Copy all lines holding the word "title" from the entries.
======
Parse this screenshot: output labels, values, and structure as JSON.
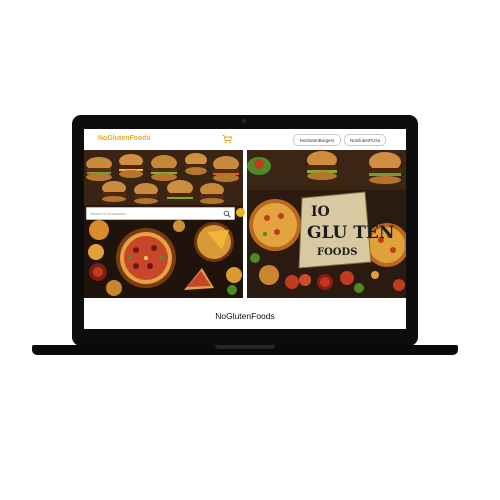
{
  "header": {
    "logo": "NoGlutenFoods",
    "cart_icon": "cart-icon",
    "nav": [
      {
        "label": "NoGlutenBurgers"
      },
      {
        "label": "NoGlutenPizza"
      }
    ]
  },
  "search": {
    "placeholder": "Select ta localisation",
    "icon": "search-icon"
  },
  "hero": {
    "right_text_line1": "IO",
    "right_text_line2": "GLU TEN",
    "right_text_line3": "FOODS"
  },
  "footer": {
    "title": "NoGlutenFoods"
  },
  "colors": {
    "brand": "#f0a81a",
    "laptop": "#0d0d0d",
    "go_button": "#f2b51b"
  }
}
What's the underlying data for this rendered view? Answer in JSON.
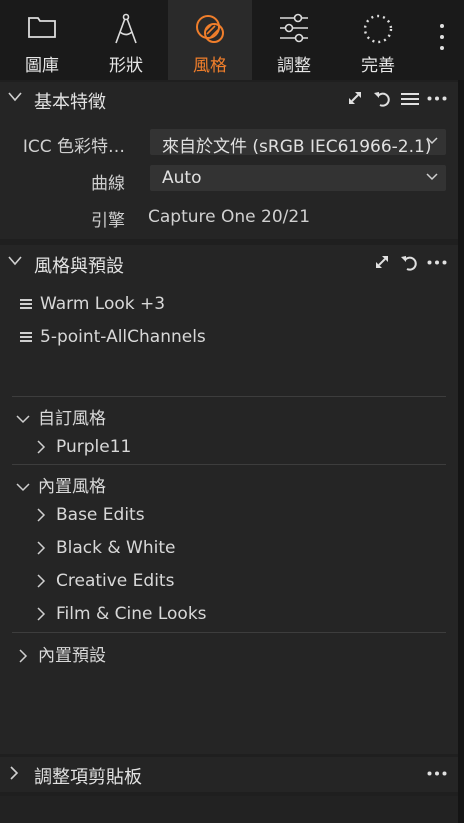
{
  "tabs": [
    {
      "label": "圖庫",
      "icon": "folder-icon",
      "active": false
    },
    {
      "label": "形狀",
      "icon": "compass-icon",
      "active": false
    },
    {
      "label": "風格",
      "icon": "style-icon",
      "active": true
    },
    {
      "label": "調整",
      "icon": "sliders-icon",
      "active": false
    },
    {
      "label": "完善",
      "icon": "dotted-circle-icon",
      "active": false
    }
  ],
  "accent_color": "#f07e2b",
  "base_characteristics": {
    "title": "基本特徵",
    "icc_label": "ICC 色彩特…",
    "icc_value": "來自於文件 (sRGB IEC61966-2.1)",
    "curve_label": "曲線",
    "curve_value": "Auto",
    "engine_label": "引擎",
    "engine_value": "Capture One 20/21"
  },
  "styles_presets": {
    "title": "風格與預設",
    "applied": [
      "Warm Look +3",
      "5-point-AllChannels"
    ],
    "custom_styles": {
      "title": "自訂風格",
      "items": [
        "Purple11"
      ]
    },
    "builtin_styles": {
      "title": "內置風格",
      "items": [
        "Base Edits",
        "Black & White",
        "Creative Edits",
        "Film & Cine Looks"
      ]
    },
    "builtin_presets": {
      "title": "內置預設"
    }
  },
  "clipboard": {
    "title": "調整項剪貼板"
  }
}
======
TASK ANSWER:
    "title": "NoGlutenFoods"
    "title": "基本特徵",
    "title": "風格與預設",
      "title": "自訂風格",
      "title": "內置風格",
      "title": "內置預設"
    "title": "調整項剪貼板"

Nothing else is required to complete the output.